What to do >> Restate the records that follow word for word. Omit the images.

--------------------------------

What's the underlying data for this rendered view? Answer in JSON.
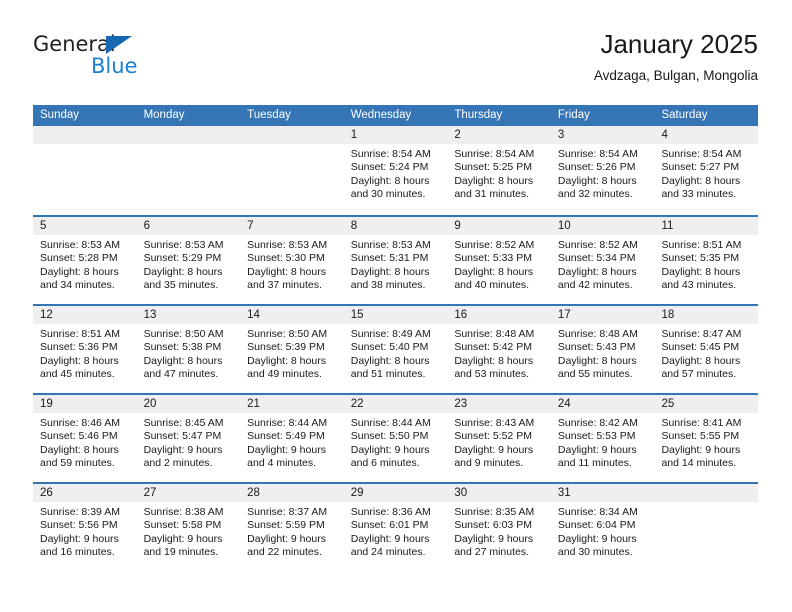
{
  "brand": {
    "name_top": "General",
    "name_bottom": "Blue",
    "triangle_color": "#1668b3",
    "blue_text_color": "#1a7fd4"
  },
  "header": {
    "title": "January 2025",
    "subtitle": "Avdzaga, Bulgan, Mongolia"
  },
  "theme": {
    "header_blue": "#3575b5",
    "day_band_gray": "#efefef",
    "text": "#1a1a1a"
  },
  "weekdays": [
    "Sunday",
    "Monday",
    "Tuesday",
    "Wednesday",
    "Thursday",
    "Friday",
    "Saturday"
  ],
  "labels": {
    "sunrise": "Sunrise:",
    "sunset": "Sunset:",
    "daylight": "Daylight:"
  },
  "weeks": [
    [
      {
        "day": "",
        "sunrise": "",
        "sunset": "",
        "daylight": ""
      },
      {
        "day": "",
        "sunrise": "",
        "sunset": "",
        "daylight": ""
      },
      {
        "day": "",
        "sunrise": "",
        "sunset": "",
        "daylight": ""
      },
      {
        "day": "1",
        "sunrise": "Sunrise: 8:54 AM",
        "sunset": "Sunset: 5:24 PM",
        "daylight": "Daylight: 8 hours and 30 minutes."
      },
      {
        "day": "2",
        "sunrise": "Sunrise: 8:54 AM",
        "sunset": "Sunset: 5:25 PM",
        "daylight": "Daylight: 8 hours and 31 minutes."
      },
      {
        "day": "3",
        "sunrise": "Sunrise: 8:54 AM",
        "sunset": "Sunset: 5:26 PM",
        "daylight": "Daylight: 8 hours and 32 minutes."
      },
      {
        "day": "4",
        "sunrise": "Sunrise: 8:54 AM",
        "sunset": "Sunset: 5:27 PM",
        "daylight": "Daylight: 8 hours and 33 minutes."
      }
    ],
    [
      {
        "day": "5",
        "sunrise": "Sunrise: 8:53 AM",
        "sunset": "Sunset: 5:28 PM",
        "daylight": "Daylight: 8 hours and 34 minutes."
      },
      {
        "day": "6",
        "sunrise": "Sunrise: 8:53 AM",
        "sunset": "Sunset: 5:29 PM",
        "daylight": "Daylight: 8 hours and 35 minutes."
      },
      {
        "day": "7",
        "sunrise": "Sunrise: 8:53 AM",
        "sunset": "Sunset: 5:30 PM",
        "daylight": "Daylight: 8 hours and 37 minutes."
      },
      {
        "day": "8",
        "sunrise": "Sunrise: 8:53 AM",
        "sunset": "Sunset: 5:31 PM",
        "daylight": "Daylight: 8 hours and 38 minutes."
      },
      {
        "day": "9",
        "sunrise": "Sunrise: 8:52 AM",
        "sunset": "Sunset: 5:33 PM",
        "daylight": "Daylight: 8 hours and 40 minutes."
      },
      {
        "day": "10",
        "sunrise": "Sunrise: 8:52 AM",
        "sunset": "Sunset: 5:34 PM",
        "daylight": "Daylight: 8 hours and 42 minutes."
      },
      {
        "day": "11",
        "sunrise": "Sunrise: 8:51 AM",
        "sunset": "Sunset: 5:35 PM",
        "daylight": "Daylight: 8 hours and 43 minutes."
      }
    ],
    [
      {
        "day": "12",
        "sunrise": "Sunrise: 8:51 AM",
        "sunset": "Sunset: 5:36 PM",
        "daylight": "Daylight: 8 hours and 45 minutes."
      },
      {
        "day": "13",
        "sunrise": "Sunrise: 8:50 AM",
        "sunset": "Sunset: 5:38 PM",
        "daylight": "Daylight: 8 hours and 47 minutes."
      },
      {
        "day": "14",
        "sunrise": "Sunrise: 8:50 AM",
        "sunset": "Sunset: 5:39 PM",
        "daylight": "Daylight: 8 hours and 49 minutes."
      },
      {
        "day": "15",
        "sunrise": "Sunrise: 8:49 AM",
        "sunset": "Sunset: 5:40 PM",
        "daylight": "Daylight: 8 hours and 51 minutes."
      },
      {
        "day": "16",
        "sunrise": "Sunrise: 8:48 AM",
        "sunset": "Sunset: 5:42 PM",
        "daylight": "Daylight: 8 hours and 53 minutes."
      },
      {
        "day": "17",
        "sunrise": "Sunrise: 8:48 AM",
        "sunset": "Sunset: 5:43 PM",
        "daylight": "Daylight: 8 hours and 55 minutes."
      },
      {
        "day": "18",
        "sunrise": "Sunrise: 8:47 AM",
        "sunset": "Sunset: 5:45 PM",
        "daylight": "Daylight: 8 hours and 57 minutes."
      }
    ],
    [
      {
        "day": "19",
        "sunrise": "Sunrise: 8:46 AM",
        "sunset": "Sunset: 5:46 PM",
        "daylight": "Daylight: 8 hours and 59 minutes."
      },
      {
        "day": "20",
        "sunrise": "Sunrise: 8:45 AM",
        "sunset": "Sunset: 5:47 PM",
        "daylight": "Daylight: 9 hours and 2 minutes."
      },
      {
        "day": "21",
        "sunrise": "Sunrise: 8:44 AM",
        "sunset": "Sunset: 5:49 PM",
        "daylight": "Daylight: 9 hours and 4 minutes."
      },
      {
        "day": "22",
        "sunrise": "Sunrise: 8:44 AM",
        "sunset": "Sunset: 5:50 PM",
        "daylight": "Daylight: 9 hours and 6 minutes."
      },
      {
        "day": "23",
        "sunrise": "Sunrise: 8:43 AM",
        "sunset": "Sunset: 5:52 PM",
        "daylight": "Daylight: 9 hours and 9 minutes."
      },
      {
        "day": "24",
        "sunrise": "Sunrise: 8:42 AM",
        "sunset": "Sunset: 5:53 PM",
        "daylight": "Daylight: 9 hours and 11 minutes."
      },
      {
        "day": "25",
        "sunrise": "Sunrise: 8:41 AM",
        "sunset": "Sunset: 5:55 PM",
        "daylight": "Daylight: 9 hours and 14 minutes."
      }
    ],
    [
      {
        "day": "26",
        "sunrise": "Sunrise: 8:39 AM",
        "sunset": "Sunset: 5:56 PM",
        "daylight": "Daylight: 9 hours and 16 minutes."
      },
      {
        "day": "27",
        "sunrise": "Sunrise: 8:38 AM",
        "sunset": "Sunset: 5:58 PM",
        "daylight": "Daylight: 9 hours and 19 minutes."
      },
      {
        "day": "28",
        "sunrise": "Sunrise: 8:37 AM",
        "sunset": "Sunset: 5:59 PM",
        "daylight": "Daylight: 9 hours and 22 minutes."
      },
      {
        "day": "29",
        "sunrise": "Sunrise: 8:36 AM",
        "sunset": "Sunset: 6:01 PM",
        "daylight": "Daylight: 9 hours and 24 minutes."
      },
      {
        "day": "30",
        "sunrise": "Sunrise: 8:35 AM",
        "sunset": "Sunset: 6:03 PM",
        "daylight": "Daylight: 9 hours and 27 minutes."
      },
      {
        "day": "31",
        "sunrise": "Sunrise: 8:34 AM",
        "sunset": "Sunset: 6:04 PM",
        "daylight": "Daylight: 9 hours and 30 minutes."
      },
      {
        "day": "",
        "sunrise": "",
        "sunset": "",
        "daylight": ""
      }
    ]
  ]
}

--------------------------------

Reply to the task >>
What's the underlying data for this rendered view? Answer in JSON.
{
  "brand": {
    "name_top": "General",
    "name_bottom": "Blue",
    "triangle_color": "#1668b3",
    "blue_text_color": "#1a7fd4"
  },
  "header": {
    "title": "January 2025",
    "subtitle": "Avdzaga, Bulgan, Mongolia"
  },
  "theme": {
    "header_blue": "#3575b5",
    "day_band_gray": "#efefef",
    "text": "#1a1a1a"
  },
  "weekdays": [
    "Sunday",
    "Monday",
    "Tuesday",
    "Wednesday",
    "Thursday",
    "Friday",
    "Saturday"
  ],
  "labels": {
    "sunrise": "Sunrise:",
    "sunset": "Sunset:",
    "daylight": "Daylight:"
  },
  "weeks": [
    [
      {
        "day": "",
        "sunrise": "",
        "sunset": "",
        "daylight": ""
      },
      {
        "day": "",
        "sunrise": "",
        "sunset": "",
        "daylight": ""
      },
      {
        "day": "",
        "sunrise": "",
        "sunset": "",
        "daylight": ""
      },
      {
        "day": "1",
        "sunrise": "Sunrise: 8:54 AM",
        "sunset": "Sunset: 5:24 PM",
        "daylight": "Daylight: 8 hours and 30 minutes."
      },
      {
        "day": "2",
        "sunrise": "Sunrise: 8:54 AM",
        "sunset": "Sunset: 5:25 PM",
        "daylight": "Daylight: 8 hours and 31 minutes."
      },
      {
        "day": "3",
        "sunrise": "Sunrise: 8:54 AM",
        "sunset": "Sunset: 5:26 PM",
        "daylight": "Daylight: 8 hours and 32 minutes."
      },
      {
        "day": "4",
        "sunrise": "Sunrise: 8:54 AM",
        "sunset": "Sunset: 5:27 PM",
        "daylight": "Daylight: 8 hours and 33 minutes."
      }
    ],
    [
      {
        "day": "5",
        "sunrise": "Sunrise: 8:53 AM",
        "sunset": "Sunset: 5:28 PM",
        "daylight": "Daylight: 8 hours and 34 minutes."
      },
      {
        "day": "6",
        "sunrise": "Sunrise: 8:53 AM",
        "sunset": "Sunset: 5:29 PM",
        "daylight": "Daylight: 8 hours and 35 minutes."
      },
      {
        "day": "7",
        "sunrise": "Sunrise: 8:53 AM",
        "sunset": "Sunset: 5:30 PM",
        "daylight": "Daylight: 8 hours and 37 minutes."
      },
      {
        "day": "8",
        "sunrise": "Sunrise: 8:53 AM",
        "sunset": "Sunset: 5:31 PM",
        "daylight": "Daylight: 8 hours and 38 minutes."
      },
      {
        "day": "9",
        "sunrise": "Sunrise: 8:52 AM",
        "sunset": "Sunset: 5:33 PM",
        "daylight": "Daylight: 8 hours and 40 minutes."
      },
      {
        "day": "10",
        "sunrise": "Sunrise: 8:52 AM",
        "sunset": "Sunset: 5:34 PM",
        "daylight": "Daylight: 8 hours and 42 minutes."
      },
      {
        "day": "11",
        "sunrise": "Sunrise: 8:51 AM",
        "sunset": "Sunset: 5:35 PM",
        "daylight": "Daylight: 8 hours and 43 minutes."
      }
    ],
    [
      {
        "day": "12",
        "sunrise": "Sunrise: 8:51 AM",
        "sunset": "Sunset: 5:36 PM",
        "daylight": "Daylight: 8 hours and 45 minutes."
      },
      {
        "day": "13",
        "sunrise": "Sunrise: 8:50 AM",
        "sunset": "Sunset: 5:38 PM",
        "daylight": "Daylight: 8 hours and 47 minutes."
      },
      {
        "day": "14",
        "sunrise": "Sunrise: 8:50 AM",
        "sunset": "Sunset: 5:39 PM",
        "daylight": "Daylight: 8 hours and 49 minutes."
      },
      {
        "day": "15",
        "sunrise": "Sunrise: 8:49 AM",
        "sunset": "Sunset: 5:40 PM",
        "daylight": "Daylight: 8 hours and 51 minutes."
      },
      {
        "day": "16",
        "sunrise": "Sunrise: 8:48 AM",
        "sunset": "Sunset: 5:42 PM",
        "daylight": "Daylight: 8 hours and 53 minutes."
      },
      {
        "day": "17",
        "sunrise": "Sunrise: 8:48 AM",
        "sunset": "Sunset: 5:43 PM",
        "daylight": "Daylight: 8 hours and 55 minutes."
      },
      {
        "day": "18",
        "sunrise": "Sunrise: 8:47 AM",
        "sunset": "Sunset: 5:45 PM",
        "daylight": "Daylight: 8 hours and 57 minutes."
      }
    ],
    [
      {
        "day": "19",
        "sunrise": "Sunrise: 8:46 AM",
        "sunset": "Sunset: 5:46 PM",
        "daylight": "Daylight: 8 hours and 59 minutes."
      },
      {
        "day": "20",
        "sunrise": "Sunrise: 8:45 AM",
        "sunset": "Sunset: 5:47 PM",
        "daylight": "Daylight: 9 hours and 2 minutes."
      },
      {
        "day": "21",
        "sunrise": "Sunrise: 8:44 AM",
        "sunset": "Sunset: 5:49 PM",
        "daylight": "Daylight: 9 hours and 4 minutes."
      },
      {
        "day": "22",
        "sunrise": "Sunrise: 8:44 AM",
        "sunset": "Sunset: 5:50 PM",
        "daylight": "Daylight: 9 hours and 6 minutes."
      },
      {
        "day": "23",
        "sunrise": "Sunrise: 8:43 AM",
        "sunset": "Sunset: 5:52 PM",
        "daylight": "Daylight: 9 hours and 9 minutes."
      },
      {
        "day": "24",
        "sunrise": "Sunrise: 8:42 AM",
        "sunset": "Sunset: 5:53 PM",
        "daylight": "Daylight: 9 hours and 11 minutes."
      },
      {
        "day": "25",
        "sunrise": "Sunrise: 8:41 AM",
        "sunset": "Sunset: 5:55 PM",
        "daylight": "Daylight: 9 hours and 14 minutes."
      }
    ],
    [
      {
        "day": "26",
        "sunrise": "Sunrise: 8:39 AM",
        "sunset": "Sunset: 5:56 PM",
        "daylight": "Daylight: 9 hours and 16 minutes."
      },
      {
        "day": "27",
        "sunrise": "Sunrise: 8:38 AM",
        "sunset": "Sunset: 5:58 PM",
        "daylight": "Daylight: 9 hours and 19 minutes."
      },
      {
        "day": "28",
        "sunrise": "Sunrise: 8:37 AM",
        "sunset": "Sunset: 5:59 PM",
        "daylight": "Daylight: 9 hours and 22 minutes."
      },
      {
        "day": "29",
        "sunrise": "Sunrise: 8:36 AM",
        "sunset": "Sunset: 6:01 PM",
        "daylight": "Daylight: 9 hours and 24 minutes."
      },
      {
        "day": "30",
        "sunrise": "Sunrise: 8:35 AM",
        "sunset": "Sunset: 6:03 PM",
        "daylight": "Daylight: 9 hours and 27 minutes."
      },
      {
        "day": "31",
        "sunrise": "Sunrise: 8:34 AM",
        "sunset": "Sunset: 6:04 PM",
        "daylight": "Daylight: 9 hours and 30 minutes."
      },
      {
        "day": "",
        "sunrise": "",
        "sunset": "",
        "daylight": ""
      }
    ]
  ]
}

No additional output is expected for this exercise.